Vol. 1, No. 9 (June 1, 2008)

Diaspora plays key role in promoting Azerbaijan-Israel relations

Arye Gut
Director General
Congress of Azerbaijanis in Israel

The Congress of Azerbaijanis in Israel was established on August 27, 2007 in the Rishon Le Zion in order to present in a professional and dignified way the national interests of Azerbaijan and Azerbaijanis to the people of Israel.  Given the absence of an Azerbaijani diplomatic mission, the Congress has the challenge of doing more than many diaspora organizations, and its members believe that it can play a growing role in the rapidly expanding ties between our two countries.  

After only nine months in operation, the Congress of Azerbaijanis of Israel is already playing a key role both in providing assistance to Azerbaijanis living in the Jewish state and in promoting closer ties between Azerbaijan and Israel.  We work with members of the Knesset, the political establishment more generally, and Israel's business elite not only to familiarize them with the history and current situation of our homeland but also to contribute to the work toward a strategic partnership between our two countries.  

Under the leadership of Alexander Shapiro Suliman, the congress has established an Azerbaijani Cultural Center in Israel, which plays a special role because Azerbaijan does not yet have an embassy there.  The center works with Azerbaijanis and the descendants of Azerbaijanis who live in Israel to retain and develop their national language and traditions.  Now, the center is working to create an Azerbaijani national library there.  
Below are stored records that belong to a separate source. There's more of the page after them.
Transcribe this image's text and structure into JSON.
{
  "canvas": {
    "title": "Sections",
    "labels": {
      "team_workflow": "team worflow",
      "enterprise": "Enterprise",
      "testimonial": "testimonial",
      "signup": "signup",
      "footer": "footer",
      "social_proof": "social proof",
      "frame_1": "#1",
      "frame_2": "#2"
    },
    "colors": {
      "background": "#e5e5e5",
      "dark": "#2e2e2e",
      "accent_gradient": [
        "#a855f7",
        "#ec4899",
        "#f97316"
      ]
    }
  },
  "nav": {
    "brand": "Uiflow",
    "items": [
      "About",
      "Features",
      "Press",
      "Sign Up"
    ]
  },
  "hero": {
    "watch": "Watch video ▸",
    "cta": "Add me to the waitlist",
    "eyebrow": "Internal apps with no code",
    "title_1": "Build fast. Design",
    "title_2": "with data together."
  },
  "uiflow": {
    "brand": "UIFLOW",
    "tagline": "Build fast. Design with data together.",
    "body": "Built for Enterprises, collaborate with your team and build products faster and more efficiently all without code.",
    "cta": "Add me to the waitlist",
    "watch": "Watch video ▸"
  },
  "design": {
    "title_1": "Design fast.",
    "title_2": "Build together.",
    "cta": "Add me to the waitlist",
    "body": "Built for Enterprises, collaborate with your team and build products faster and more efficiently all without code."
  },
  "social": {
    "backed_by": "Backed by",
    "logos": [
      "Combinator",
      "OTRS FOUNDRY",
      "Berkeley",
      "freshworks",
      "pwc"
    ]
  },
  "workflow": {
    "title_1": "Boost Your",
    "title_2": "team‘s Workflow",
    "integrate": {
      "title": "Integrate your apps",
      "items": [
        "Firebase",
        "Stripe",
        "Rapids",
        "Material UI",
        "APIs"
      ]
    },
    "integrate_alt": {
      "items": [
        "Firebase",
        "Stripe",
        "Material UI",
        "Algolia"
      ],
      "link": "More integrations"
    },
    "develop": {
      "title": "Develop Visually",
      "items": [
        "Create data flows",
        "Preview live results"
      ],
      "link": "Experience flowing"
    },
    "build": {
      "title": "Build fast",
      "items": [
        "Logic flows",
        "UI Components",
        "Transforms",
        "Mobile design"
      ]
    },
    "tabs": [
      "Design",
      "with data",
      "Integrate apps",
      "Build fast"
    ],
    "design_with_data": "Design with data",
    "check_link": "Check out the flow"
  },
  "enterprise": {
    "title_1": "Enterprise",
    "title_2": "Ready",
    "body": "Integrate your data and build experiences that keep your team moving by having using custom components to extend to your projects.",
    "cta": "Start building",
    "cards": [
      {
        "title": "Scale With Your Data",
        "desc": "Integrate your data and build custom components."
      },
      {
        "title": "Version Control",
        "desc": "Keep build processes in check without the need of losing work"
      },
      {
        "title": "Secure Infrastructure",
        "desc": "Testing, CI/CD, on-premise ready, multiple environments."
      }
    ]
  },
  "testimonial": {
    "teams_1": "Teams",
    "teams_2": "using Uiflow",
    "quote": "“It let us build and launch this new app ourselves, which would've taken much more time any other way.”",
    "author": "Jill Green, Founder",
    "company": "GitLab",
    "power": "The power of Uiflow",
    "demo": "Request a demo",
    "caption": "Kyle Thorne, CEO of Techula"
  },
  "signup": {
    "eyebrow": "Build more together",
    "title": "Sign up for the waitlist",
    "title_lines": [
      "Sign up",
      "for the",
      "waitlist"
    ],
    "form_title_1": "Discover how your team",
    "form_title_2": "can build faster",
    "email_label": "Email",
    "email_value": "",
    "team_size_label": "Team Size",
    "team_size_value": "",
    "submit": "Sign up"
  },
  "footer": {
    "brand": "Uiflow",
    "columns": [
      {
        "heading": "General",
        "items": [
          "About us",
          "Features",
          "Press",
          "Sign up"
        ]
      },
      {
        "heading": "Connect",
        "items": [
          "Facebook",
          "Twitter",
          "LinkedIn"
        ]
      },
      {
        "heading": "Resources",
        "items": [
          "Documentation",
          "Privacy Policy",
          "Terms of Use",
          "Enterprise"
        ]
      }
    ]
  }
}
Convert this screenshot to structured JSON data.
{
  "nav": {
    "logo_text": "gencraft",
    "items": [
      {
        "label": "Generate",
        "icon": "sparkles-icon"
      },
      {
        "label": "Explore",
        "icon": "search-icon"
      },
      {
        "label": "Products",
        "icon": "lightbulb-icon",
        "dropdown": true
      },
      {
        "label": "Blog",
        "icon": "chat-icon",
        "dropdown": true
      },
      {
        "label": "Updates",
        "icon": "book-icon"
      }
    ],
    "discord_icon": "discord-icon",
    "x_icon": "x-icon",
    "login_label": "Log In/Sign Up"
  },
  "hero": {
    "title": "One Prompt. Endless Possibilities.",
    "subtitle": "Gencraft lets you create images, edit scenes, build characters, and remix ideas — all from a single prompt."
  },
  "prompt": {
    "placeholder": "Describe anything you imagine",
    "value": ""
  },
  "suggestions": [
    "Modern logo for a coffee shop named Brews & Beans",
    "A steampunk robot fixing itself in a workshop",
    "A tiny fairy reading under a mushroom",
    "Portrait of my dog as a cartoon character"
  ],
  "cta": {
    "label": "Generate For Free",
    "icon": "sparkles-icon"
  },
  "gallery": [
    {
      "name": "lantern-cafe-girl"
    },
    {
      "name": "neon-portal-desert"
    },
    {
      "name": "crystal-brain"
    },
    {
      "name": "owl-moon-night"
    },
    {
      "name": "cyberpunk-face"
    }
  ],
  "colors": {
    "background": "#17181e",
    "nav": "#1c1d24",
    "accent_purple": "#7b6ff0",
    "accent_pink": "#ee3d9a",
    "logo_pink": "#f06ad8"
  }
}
Our congress brings together people from all walks of life, of all generations, and of all political views, a diversity which we believe is a source of strength, an advertisement if you will of the way in which Azerbaijan has been developing over the last 15 years and a reason that the congress has been able to play the role in Israeli society and government that it has.  
One example of the effectiveness of the congress occurred in March this year.  At that time, one Israeli party, Merez, sought to put the question of the "Armenian genocide" on the Knesset's agenda.  The Congress of Azerbaijanis of Israel worked with other deputies, the government and the media to ensure that everyone involved knew the facts of the case and not just the tendentious position of the Armenians. 
Leaders of the congress spoke with Israeli President Shimon Peres, Knesset speaker Daliya Itzik, and Prime Minister Ehud Olmert as well as other officials and media leaders, provided information to them about this issue, and secured Peres's acknowledgement that this is a subject for historians rather than for politicians. 
In doing so, we worked closely with Turkey's ambassador to Israel, Namik Tan, who has frequently said that our congress represents the real lobby of the Turkic world in Israel.  He has supported us in all our undertakings, including hosting our meeting on the 16th anniversary of the Khojali massacre.  That meeting attracted a broad swath of Israel's business elite, the media, and the government, as well as many members of our organization.  
Today there are swiftly developing strategic interactions in the political, economic and business spheres between Israel and Azerbaijan.  It is my strong belief that in the very near future Azerbaijan will become the strong economic power of South Caucasus region.  Azerbaijan and Israel have very many common strategic interests.  And consequently, anything the Congress can do to help promote the strategic partnership between our two countries is important not only for Azerbaijan but for Israel as well.